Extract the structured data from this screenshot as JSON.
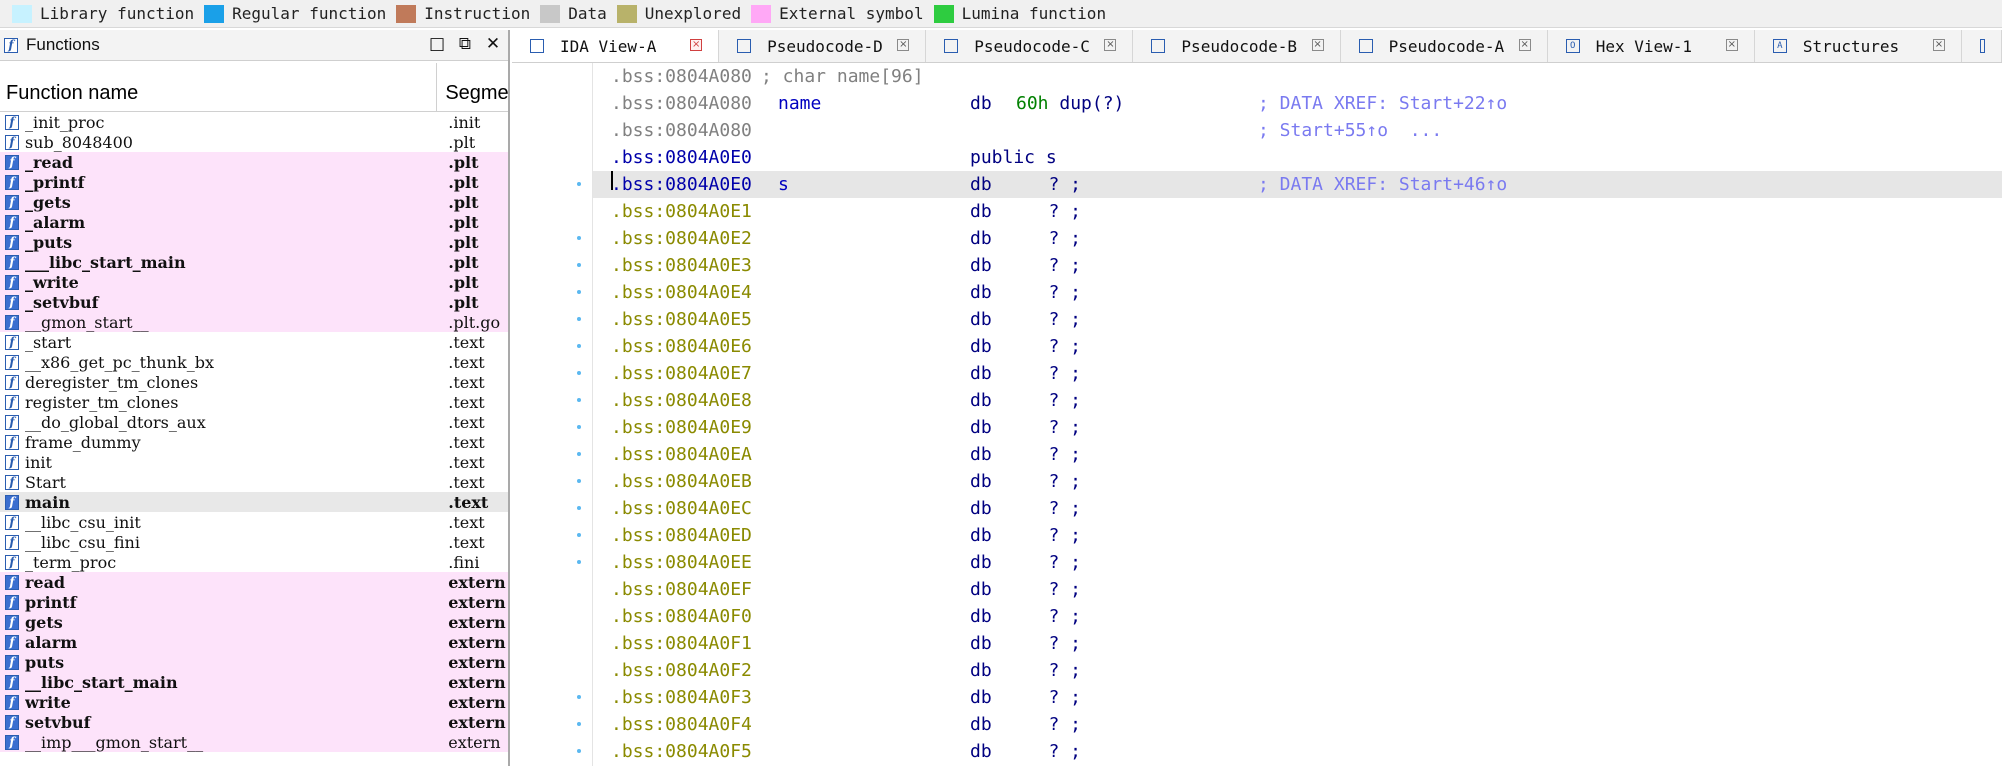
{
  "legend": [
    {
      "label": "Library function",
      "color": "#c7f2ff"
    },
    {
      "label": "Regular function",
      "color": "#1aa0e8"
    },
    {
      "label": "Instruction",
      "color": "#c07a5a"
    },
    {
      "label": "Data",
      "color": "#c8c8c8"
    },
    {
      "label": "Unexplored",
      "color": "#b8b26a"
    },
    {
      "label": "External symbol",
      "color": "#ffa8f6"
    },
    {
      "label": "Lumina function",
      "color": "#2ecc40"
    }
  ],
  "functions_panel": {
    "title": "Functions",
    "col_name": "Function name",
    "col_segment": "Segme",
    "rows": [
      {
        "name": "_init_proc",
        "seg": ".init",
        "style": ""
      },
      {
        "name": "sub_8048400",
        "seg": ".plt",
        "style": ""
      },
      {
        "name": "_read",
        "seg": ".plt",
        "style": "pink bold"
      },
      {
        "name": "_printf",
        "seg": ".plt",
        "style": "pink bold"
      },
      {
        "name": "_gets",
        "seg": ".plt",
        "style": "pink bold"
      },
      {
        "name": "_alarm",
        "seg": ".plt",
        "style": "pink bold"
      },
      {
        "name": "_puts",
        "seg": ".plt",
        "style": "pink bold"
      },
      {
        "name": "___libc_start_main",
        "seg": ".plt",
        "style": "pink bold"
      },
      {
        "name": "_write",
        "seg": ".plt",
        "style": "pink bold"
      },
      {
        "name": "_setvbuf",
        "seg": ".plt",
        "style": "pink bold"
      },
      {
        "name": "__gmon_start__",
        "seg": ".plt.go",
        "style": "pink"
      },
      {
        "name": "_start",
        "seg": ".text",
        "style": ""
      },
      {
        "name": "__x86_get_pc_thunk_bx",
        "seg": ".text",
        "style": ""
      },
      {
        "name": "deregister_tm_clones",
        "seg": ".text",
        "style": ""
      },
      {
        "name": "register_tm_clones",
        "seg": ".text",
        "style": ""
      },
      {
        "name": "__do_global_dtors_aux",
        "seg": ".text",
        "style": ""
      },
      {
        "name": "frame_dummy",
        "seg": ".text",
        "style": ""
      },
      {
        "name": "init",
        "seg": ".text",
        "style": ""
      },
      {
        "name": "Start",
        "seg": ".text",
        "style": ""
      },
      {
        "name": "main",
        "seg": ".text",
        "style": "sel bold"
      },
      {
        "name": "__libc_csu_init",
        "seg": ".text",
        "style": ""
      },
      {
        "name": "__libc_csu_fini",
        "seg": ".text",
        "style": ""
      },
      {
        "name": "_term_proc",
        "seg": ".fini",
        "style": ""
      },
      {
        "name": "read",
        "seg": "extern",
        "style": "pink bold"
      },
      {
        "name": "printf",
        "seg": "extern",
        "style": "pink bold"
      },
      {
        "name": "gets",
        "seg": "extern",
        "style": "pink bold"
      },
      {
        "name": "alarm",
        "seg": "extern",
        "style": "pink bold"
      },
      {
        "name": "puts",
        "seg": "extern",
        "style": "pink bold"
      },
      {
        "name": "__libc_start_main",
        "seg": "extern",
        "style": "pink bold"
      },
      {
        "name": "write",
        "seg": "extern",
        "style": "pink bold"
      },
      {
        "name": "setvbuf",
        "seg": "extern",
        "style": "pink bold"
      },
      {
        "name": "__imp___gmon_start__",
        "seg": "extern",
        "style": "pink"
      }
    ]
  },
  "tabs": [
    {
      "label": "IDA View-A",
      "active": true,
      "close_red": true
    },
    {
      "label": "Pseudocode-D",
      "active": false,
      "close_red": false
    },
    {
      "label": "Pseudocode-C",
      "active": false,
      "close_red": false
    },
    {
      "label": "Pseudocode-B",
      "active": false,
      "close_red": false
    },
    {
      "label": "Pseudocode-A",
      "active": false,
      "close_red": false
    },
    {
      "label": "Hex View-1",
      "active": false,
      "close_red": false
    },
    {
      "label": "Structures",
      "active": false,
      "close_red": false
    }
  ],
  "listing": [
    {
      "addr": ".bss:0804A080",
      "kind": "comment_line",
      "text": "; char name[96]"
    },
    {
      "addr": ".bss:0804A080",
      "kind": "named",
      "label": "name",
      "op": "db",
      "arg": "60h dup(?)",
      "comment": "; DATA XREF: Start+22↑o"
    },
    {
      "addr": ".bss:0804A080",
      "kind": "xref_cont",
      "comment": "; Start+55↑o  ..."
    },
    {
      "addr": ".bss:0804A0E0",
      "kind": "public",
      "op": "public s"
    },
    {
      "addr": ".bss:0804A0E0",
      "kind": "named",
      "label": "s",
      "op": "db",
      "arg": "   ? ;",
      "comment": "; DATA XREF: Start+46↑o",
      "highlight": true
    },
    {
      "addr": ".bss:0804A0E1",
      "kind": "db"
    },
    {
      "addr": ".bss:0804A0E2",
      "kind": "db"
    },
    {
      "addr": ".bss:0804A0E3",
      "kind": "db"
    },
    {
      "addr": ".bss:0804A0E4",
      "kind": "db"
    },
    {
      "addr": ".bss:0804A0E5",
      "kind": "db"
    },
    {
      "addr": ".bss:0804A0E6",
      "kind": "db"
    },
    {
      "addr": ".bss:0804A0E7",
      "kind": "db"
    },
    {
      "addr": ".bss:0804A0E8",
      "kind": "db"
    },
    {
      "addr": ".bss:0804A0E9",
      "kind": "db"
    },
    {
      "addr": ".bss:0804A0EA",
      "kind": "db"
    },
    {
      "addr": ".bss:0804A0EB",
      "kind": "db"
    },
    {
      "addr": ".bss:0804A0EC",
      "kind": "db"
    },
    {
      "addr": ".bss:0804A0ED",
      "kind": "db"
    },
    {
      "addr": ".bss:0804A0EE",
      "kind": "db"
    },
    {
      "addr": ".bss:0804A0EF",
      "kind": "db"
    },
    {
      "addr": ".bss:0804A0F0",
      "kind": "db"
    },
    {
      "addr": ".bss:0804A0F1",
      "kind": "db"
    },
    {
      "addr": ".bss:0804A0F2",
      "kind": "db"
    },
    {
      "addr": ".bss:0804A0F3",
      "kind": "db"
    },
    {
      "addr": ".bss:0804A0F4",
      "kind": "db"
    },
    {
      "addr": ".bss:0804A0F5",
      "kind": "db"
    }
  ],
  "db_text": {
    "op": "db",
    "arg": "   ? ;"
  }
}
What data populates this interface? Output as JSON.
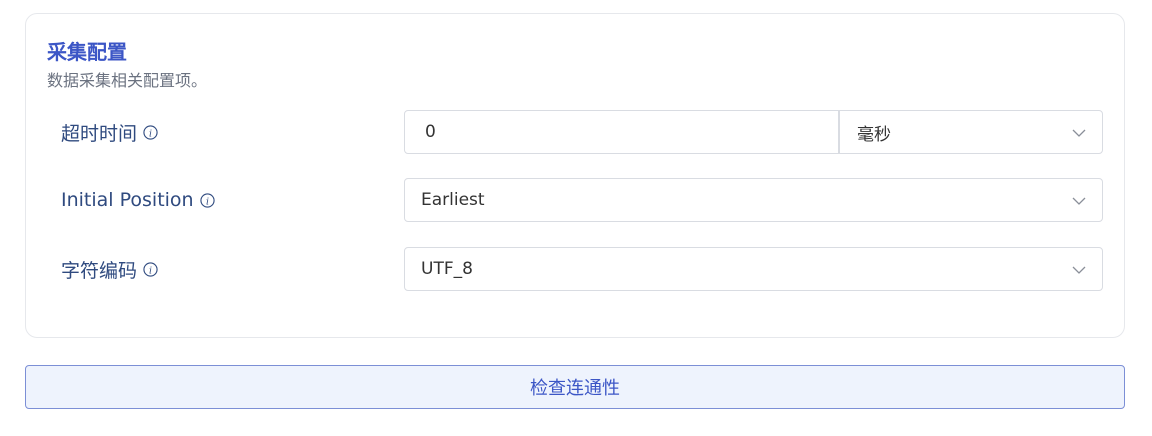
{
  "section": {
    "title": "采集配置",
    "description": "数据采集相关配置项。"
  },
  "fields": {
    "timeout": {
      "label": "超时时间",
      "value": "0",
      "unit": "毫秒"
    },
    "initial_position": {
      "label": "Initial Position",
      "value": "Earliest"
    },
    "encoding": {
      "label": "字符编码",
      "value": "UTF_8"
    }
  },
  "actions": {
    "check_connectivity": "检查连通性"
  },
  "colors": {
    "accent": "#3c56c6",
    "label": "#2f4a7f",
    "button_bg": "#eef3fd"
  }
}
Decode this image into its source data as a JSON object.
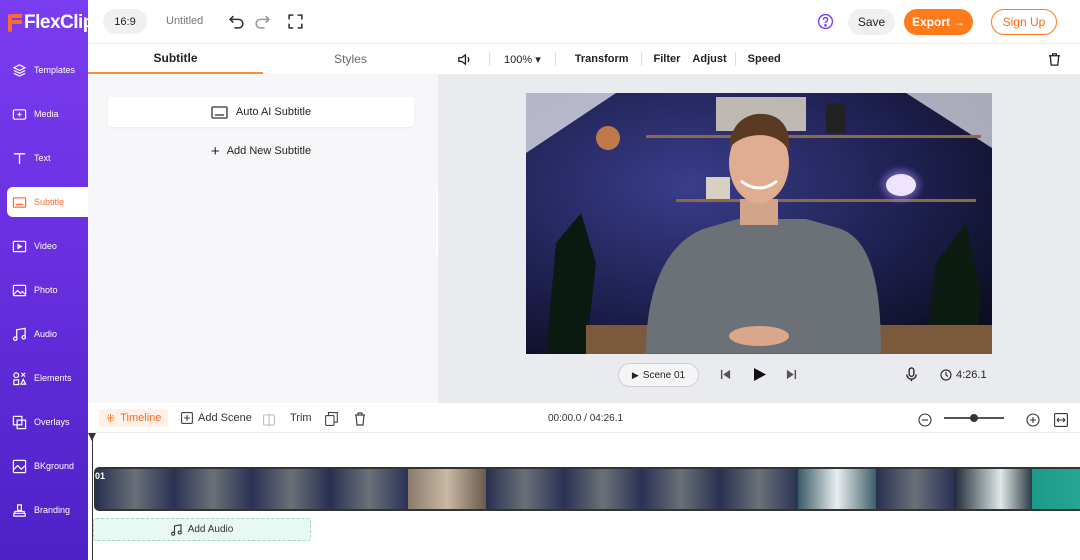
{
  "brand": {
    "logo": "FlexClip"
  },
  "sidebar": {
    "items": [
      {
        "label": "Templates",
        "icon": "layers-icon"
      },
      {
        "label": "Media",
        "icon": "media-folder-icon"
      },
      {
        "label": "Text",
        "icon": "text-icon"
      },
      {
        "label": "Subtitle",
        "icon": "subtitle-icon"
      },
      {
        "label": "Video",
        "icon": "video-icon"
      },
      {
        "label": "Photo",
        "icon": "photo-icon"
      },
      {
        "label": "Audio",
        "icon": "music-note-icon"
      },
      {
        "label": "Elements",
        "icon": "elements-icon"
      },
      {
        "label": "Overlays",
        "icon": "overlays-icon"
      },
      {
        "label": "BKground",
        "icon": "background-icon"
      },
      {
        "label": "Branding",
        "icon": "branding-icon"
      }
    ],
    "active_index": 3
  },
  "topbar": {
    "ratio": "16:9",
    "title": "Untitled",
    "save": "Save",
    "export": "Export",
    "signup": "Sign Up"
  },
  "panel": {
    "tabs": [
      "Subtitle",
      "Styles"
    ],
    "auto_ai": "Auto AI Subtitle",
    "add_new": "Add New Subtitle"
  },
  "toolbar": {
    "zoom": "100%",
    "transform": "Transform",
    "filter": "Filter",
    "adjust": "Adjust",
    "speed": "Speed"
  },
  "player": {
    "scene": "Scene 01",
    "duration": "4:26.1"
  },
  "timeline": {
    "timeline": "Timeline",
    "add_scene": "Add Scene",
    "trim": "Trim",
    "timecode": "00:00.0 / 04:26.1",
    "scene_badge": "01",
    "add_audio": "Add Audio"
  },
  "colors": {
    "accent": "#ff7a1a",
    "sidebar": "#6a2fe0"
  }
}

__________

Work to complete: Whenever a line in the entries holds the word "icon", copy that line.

Task response:
        "icon": "layers-icon"
        "icon": "media-folder-icon"
        "icon": "text-icon"
        "icon": "subtitle-icon"
        "icon": "video-icon"
        "icon": "photo-icon"
        "icon": "music-note-icon"
        "icon": "elements-icon"
        "icon": "overlays-icon"
        "icon": "background-icon"
        "icon": "branding-icon"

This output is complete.